INSTRUCTIONS FOR THE TASK:
Select every line containing the word "File" from the material, and copy those lines.

======== MATERIAL SUPPLIED ========

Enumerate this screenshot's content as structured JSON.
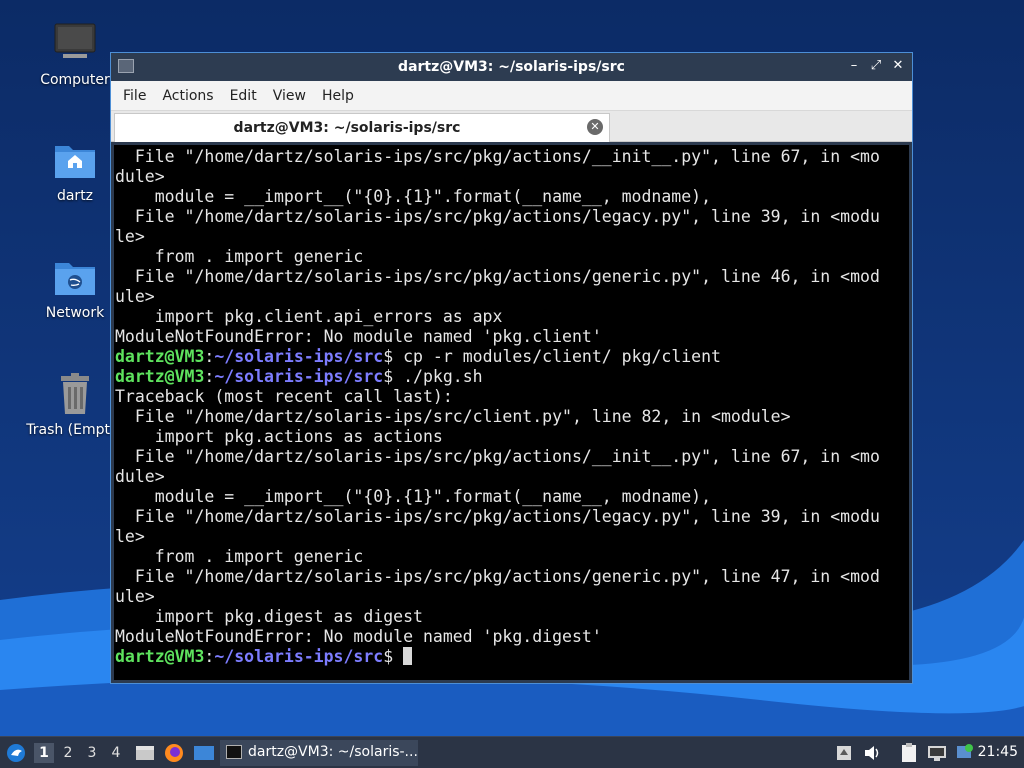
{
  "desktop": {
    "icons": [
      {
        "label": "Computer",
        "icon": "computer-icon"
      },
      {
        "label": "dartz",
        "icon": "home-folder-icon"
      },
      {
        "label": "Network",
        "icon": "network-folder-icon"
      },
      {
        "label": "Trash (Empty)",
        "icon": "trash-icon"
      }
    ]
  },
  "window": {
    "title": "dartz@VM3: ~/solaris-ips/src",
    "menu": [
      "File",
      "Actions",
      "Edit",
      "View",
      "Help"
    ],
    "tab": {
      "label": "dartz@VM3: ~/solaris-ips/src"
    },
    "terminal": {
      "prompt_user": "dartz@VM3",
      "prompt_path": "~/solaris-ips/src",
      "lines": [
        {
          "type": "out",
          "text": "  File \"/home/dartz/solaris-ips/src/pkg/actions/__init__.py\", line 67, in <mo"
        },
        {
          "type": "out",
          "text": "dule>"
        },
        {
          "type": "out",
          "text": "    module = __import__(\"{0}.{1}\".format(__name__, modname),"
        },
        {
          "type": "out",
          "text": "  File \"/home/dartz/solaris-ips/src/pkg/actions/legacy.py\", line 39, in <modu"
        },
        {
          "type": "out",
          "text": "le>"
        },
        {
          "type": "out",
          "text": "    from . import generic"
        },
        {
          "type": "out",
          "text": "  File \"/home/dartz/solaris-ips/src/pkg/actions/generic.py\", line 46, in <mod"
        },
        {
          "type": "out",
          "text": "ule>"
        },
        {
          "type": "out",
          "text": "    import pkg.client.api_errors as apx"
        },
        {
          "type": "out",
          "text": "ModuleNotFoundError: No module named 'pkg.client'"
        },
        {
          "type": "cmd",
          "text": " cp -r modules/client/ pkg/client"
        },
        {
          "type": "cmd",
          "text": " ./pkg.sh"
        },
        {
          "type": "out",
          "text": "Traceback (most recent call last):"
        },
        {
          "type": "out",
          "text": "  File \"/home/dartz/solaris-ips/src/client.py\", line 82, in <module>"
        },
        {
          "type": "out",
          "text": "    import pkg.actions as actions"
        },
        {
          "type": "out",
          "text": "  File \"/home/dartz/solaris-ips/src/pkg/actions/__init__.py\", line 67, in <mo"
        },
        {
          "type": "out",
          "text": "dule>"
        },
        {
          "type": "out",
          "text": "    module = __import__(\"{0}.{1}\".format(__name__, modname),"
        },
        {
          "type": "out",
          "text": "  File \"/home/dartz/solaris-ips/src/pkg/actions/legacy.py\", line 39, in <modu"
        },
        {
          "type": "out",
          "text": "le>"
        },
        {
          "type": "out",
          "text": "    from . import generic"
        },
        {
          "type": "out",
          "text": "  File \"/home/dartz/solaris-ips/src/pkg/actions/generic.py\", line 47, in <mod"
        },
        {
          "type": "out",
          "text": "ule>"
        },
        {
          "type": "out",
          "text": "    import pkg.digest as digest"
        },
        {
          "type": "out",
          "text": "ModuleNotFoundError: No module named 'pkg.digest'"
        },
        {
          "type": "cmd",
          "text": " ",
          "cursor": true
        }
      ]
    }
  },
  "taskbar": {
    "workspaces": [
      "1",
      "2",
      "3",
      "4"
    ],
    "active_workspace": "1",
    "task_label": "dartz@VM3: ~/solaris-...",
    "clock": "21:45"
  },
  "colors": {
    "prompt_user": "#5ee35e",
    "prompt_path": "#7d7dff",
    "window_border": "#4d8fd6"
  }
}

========

WRITTEN ANSWER:
      "File",
          "text": "  File \"/home/dartz/solaris-ips/src/pkg/actions/__init__.py\", line 67, in <mo"
          "text": "  File \"/home/dartz/solaris-ips/src/pkg/actions/legacy.py\", line 39, in <modu"
          "text": "  File \"/home/dartz/solaris-ips/src/pkg/actions/generic.py\", line 46, in <mod"
          "text": "  File \"/home/dartz/solaris-ips/src/client.py\", line 82, in <module>"
          "text": "  File \"/home/dartz/solaris-ips/src/pkg/actions/__init__.py\", line 67, in <mo"
          "text": "  File \"/home/dartz/solaris-ips/src/pkg/actions/legacy.py\", line 39, in <modu"
          "text": "  File \"/home/dartz/solaris-ips/src/pkg/actions/generic.py\", line 47, in <mod"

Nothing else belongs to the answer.